Melbourne also keeps a shoe-repairer in business. It seems that local people share cobbler David Gray's belief that it is better to keep a good pair of shoes and have them repaired when necessary, rather than buy a succession of cheap shoes. David even continues to repair shoes for several former residents who have moved to places where a cobbler is hard to find.Less hard to find are good places to eat. Both the Bay Tree and the Melbourne Hotel attract diners from miles around. If you're keen to entertain at home Melbourne can also supply the finishing touches with elegant china, glassware and napery from the firm Executive Linen, found aptly on Commerce Street.

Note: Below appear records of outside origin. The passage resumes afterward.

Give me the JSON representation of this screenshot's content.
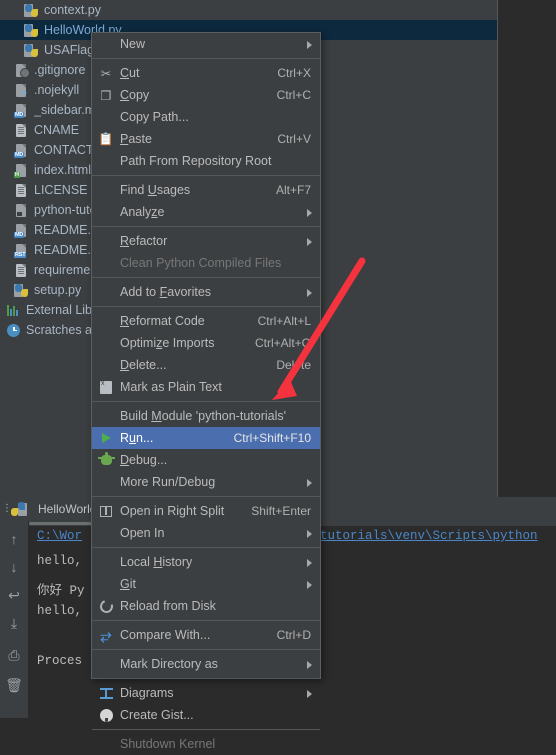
{
  "app": {
    "theme_bg": "#2b2b2b",
    "panel_bg": "#3c3f41",
    "accent_selection": "#4b6eaf",
    "tree_selection": "#0d293e",
    "link_color": "#4a86c8",
    "annotation_color": "#f5333f"
  },
  "project_tree": {
    "items": [
      {
        "label": "context.py",
        "icon": "python-file-icon",
        "indent": 18,
        "selected": false
      },
      {
        "label": "HelloWorld.py",
        "icon": "python-file-icon",
        "indent": 18,
        "selected": true
      },
      {
        "label": "USAFlag.py",
        "icon": "python-file-icon",
        "indent": 18,
        "selected": false
      },
      {
        "label": ".gitignore",
        "icon": "gitignore-file-icon",
        "indent": 8,
        "selected": false
      },
      {
        "label": ".nojekyll",
        "icon": "unknown-file-icon",
        "indent": 8,
        "selected": false
      },
      {
        "label": "_sidebar.md",
        "icon": "markdown-file-icon",
        "indent": 8,
        "selected": false
      },
      {
        "label": "CNAME",
        "icon": "text-file-icon",
        "indent": 8,
        "selected": false
      },
      {
        "label": "CONTACT.md",
        "icon": "markdown-file-icon",
        "indent": 8,
        "selected": false
      },
      {
        "label": "index.html",
        "icon": "html-file-icon",
        "indent": 8,
        "selected": false
      },
      {
        "label": "LICENSE",
        "icon": "text-file-icon",
        "indent": 8,
        "selected": false
      },
      {
        "label": "python-tutorials",
        "icon": "terminal-file-icon",
        "indent": 8,
        "selected": false
      },
      {
        "label": "README.md",
        "icon": "markdown-file-icon",
        "indent": 8,
        "selected": false
      },
      {
        "label": "README.rst",
        "icon": "rst-file-icon",
        "indent": 8,
        "selected": false
      },
      {
        "label": "requirements.txt",
        "icon": "text-file-icon",
        "indent": 8,
        "selected": false
      },
      {
        "label": "setup.py",
        "icon": "python-file-icon",
        "indent": 8,
        "selected": false
      },
      {
        "label": "External Libraries",
        "icon": "library-icon",
        "indent": 0,
        "selected": false
      },
      {
        "label": "Scratches and Consoles",
        "icon": "clock-icon",
        "indent": 0,
        "selected": false
      }
    ]
  },
  "context_menu": {
    "items": [
      {
        "label": "New",
        "mnemonic": "",
        "shortcut": "",
        "icon": "",
        "submenu": true,
        "disabled": false,
        "highlighted": false
      },
      {
        "separator": true
      },
      {
        "label": "Cut",
        "mnemonic": "C",
        "shortcut": "Ctrl+X",
        "icon": "cut-icon",
        "submenu": false,
        "disabled": false,
        "highlighted": false
      },
      {
        "label": "Copy",
        "mnemonic": "C",
        "shortcut": "Ctrl+C",
        "icon": "copy-icon",
        "submenu": false,
        "disabled": false,
        "highlighted": false
      },
      {
        "label": "Copy Path...",
        "mnemonic": "",
        "shortcut": "",
        "icon": "",
        "submenu": false,
        "disabled": false,
        "highlighted": false
      },
      {
        "label": "Paste",
        "mnemonic": "P",
        "shortcut": "Ctrl+V",
        "icon": "paste-icon",
        "submenu": false,
        "disabled": false,
        "highlighted": false
      },
      {
        "label": "Path From Repository Root",
        "mnemonic": "",
        "shortcut": "",
        "icon": "",
        "submenu": false,
        "disabled": false,
        "highlighted": false
      },
      {
        "separator": true
      },
      {
        "label": "Find Usages",
        "mnemonic": "U",
        "shortcut": "Alt+F7",
        "icon": "",
        "submenu": false,
        "disabled": false,
        "highlighted": false
      },
      {
        "label": "Analyze",
        "mnemonic": "z",
        "shortcut": "",
        "icon": "",
        "submenu": true,
        "disabled": false,
        "highlighted": false
      },
      {
        "separator": true
      },
      {
        "label": "Refactor",
        "mnemonic": "R",
        "shortcut": "",
        "icon": "",
        "submenu": true,
        "disabled": false,
        "highlighted": false
      },
      {
        "label": "Clean Python Compiled Files",
        "mnemonic": "",
        "shortcut": "",
        "icon": "",
        "submenu": false,
        "disabled": true,
        "highlighted": false
      },
      {
        "separator": true
      },
      {
        "label": "Add to Favorites",
        "mnemonic": "F",
        "shortcut": "",
        "icon": "",
        "submenu": true,
        "disabled": false,
        "highlighted": false
      },
      {
        "separator": true
      },
      {
        "label": "Reformat Code",
        "mnemonic": "R",
        "shortcut": "Ctrl+Alt+L",
        "icon": "",
        "submenu": false,
        "disabled": false,
        "highlighted": false
      },
      {
        "label": "Optimize Imports",
        "mnemonic": "z",
        "shortcut": "Ctrl+Alt+O",
        "icon": "",
        "submenu": false,
        "disabled": false,
        "highlighted": false
      },
      {
        "label": "Delete...",
        "mnemonic": "D",
        "shortcut": "Delete",
        "icon": "",
        "submenu": false,
        "disabled": false,
        "highlighted": false
      },
      {
        "label": "Mark as Plain Text",
        "mnemonic": "",
        "shortcut": "",
        "icon": "plain-text-icon",
        "submenu": false,
        "disabled": false,
        "highlighted": false
      },
      {
        "separator": true
      },
      {
        "label": "Build Module 'python-tutorials'",
        "mnemonic": "M",
        "shortcut": "",
        "icon": "",
        "submenu": false,
        "disabled": false,
        "highlighted": false
      },
      {
        "label": "Run...",
        "mnemonic": "u",
        "shortcut": "Ctrl+Shift+F10",
        "icon": "run-icon",
        "submenu": false,
        "disabled": false,
        "highlighted": true
      },
      {
        "label": "Debug...",
        "mnemonic": "D",
        "shortcut": "",
        "icon": "debug-icon",
        "submenu": false,
        "disabled": false,
        "highlighted": false
      },
      {
        "label": "More Run/Debug",
        "mnemonic": "",
        "shortcut": "",
        "icon": "",
        "submenu": true,
        "disabled": false,
        "highlighted": false
      },
      {
        "separator": true
      },
      {
        "label": "Open in Right Split",
        "mnemonic": "",
        "shortcut": "Shift+Enter",
        "icon": "split-icon",
        "submenu": false,
        "disabled": false,
        "highlighted": false
      },
      {
        "label": "Open In",
        "mnemonic": "",
        "shortcut": "",
        "icon": "",
        "submenu": true,
        "disabled": false,
        "highlighted": false
      },
      {
        "separator": true
      },
      {
        "label": "Local History",
        "mnemonic": "H",
        "shortcut": "",
        "icon": "",
        "submenu": true,
        "disabled": false,
        "highlighted": false
      },
      {
        "label": "Git",
        "mnemonic": "G",
        "shortcut": "",
        "icon": "",
        "submenu": true,
        "disabled": false,
        "highlighted": false
      },
      {
        "label": "Reload from Disk",
        "mnemonic": "",
        "shortcut": "",
        "icon": "reload-icon",
        "submenu": false,
        "disabled": false,
        "highlighted": false
      },
      {
        "separator": true
      },
      {
        "label": "Compare With...",
        "mnemonic": "",
        "shortcut": "Ctrl+D",
        "icon": "compare-icon",
        "submenu": false,
        "disabled": false,
        "highlighted": false
      },
      {
        "separator": true
      },
      {
        "label": "Mark Directory as",
        "mnemonic": "",
        "shortcut": "",
        "icon": "",
        "submenu": true,
        "disabled": false,
        "highlighted": false
      },
      {
        "separator": true
      },
      {
        "label": "Diagrams",
        "mnemonic": "",
        "shortcut": "",
        "icon": "diagram-icon",
        "submenu": true,
        "disabled": false,
        "highlighted": false
      },
      {
        "label": "Create Gist...",
        "mnemonic": "",
        "shortcut": "",
        "icon": "github-icon",
        "submenu": false,
        "disabled": false,
        "highlighted": false
      },
      {
        "separator": true
      },
      {
        "label": "Shutdown Kernel",
        "mnemonic": "",
        "shortcut": "",
        "icon": "",
        "submenu": false,
        "disabled": true,
        "highlighted": false
      }
    ]
  },
  "run_panel": {
    "tab_label": "HelloWorld",
    "tab_icon": "python-file-icon",
    "toolbar": [
      {
        "name": "up-arrow-icon",
        "glyph": "↑"
      },
      {
        "name": "down-arrow-icon",
        "glyph": "↓"
      },
      {
        "name": "soft-wrap-icon",
        "glyph": "↩"
      },
      {
        "name": "scroll-to-end-icon",
        "glyph": "⤓"
      },
      {
        "name": "print-icon",
        "glyph": "⎙"
      },
      {
        "name": "trash-icon",
        "glyph": "🗑"
      }
    ],
    "output": [
      {
        "text": "C:\\Wor",
        "type": "path-left",
        "tail": "tutorials\\venv\\Scripts\\python"
      },
      {
        "text": "hello,",
        "type": "plain"
      },
      {
        "text": "你好 Py",
        "type": "plain"
      },
      {
        "text": "hello,",
        "type": "plain"
      },
      {
        "text": "",
        "type": "plain"
      },
      {
        "text": "Proces",
        "type": "plain"
      }
    ]
  },
  "annotation": {
    "type": "arrow",
    "color": "#f5333f",
    "points_to": "Run..."
  }
}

I also popped into the Melbourne branch of Birds, the well-known Derbyshire confectioners. The shop is managed by Linda Gadsby, who first worked at the shop when she left school and returned after raising her family. Her assistant is Jenny Tovell, who has worked in the shop for 13 years. Both ladies are delighted that they live and work in Melbourne, which they describe as a 'lovely town'.Melbourne is indeed a lovely town. Aside from the well-known set-piece of church, hall and pool, it has many attractive corners. At the foot of Potter Street, near the original medieval market place and the scant remains of Melbourne Castle, there is a cluster of half-timbered and thatched cottages. In High Street, there is a fine cruck cottage, as well as a picturesque group of dwellings endowed for the use of older residents by Thomas Cook of travel agency fame.However, Melbourne's greatest asset is probably its good community spirit, a quality which was evident in most towns in Victorian times but is often lacking today, especially in those places that are largely populated by commuters. In praise of that spirit, parish council chairman David Smith cited the enormous turn-out for a public meeting that was held to consider a new parish plan and the willingness of people to serve on the nine committees that grew out of the discussions.Jonathan Aitken once said of the Australian Melbourne: 'If Queen Victoria were still alive, not only would she approve of Melbourne, she would probably feel more at home there than in any other city of her former Empire'. I think it is safe to say that she would feel equally at home in the Derbyshire Melbourne.Melbourne Hall (01332 862502) and gardens open throughout August, except for the first three Mondays (Hall from 2pm to 4.15pm; gardens from 1.30pm to 5.30pm). The gardens of the hall are open 1.30 to 5.30pm on Wednesdays, Saturdays, Sundays and Bank Holiday Mondays from April to September.